Sergeant Wyn Hughes said: “When the victims in this case were informed of the result and the restraining order, it was like a weight was lifted off their shoulders.

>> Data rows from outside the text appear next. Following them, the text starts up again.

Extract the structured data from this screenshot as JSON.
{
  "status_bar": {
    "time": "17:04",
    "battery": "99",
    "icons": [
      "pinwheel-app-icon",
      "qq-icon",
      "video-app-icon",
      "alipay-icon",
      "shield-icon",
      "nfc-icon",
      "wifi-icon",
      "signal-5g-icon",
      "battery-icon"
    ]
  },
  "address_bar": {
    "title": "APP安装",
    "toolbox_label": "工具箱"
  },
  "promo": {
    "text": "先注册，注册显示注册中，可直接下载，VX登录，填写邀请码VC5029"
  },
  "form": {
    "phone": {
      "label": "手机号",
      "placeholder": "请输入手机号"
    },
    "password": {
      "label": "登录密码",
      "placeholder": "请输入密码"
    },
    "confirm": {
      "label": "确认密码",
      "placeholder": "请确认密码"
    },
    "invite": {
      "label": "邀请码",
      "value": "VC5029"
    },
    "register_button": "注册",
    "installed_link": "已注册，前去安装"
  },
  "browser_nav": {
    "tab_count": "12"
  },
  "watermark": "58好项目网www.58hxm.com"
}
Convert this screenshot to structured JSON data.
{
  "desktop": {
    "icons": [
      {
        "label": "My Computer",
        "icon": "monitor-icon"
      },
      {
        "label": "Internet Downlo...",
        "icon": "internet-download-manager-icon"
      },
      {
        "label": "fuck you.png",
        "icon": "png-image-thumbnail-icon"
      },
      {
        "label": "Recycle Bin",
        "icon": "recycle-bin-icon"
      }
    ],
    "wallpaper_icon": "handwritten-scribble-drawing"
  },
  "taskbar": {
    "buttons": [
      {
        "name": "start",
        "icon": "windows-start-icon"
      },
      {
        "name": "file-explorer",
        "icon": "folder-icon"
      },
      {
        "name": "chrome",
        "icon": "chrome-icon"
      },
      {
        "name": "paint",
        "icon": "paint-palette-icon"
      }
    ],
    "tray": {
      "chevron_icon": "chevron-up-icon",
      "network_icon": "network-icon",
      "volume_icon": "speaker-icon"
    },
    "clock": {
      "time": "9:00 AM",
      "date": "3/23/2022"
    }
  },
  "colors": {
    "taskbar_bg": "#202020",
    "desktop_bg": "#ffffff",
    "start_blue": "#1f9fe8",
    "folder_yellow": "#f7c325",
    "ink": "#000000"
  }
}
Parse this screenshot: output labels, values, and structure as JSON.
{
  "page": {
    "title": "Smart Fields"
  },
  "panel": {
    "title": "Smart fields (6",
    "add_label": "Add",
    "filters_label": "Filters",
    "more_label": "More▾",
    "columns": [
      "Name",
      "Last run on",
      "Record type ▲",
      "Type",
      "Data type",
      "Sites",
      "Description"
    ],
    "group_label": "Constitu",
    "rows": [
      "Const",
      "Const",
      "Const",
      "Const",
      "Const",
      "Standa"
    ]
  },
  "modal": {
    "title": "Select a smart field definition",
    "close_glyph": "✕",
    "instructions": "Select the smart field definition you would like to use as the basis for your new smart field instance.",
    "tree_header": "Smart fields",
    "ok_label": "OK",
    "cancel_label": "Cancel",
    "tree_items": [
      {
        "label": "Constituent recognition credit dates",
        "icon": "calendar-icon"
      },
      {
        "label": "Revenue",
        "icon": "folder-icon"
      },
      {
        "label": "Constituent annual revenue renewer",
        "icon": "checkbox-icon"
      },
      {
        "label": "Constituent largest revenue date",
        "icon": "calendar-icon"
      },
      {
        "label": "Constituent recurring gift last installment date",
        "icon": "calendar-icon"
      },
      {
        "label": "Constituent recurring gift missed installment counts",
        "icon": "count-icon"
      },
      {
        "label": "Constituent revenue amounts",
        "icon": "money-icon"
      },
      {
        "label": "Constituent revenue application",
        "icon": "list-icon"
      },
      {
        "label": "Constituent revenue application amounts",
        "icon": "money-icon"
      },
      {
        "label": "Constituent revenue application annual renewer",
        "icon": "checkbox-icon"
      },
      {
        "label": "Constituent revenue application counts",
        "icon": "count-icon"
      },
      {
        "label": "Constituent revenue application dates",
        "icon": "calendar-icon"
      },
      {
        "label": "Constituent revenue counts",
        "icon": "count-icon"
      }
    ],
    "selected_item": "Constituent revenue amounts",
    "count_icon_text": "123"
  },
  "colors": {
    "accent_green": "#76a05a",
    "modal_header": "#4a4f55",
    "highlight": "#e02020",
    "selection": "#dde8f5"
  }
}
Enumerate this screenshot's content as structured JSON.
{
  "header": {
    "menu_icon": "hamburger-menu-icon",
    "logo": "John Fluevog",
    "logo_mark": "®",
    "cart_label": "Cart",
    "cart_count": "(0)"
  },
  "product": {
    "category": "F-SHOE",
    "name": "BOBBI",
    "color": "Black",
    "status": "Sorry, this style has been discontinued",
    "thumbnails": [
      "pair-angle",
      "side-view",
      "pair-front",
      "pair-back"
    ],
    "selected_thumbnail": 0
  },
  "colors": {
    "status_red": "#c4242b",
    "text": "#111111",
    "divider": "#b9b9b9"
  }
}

This is something they have struggled with for so long and therefore I am so pleased for them.
“However, there are no real winners in this type of case as the impact upon the victims has been significant and prolonged.
“I hope this case shows our ability to use both criminal and anti-social behaviour legislation in a positive way to protect our residents and keep our communities safer.”
Northamptonshire Police would encourage those involved in any neighbourhood dispute to try and resolve these amicably first and foremost.
The Citizens Advice Bureau can offer guidance to assist with this, including further advice where issues can’t be resolved such as seeking professional mediation.
Where mediation is unsuccessful or not possible then seeking the advice of a solicitor should be considered.
The police cannot get involved in civil disputes such as an argument involving the boundaries between properties.
Regrettably however, there are occasions where this type of dispute spills over into other behaviours including anti-social behaviour and criminal offences, and this should be reported to us immediately.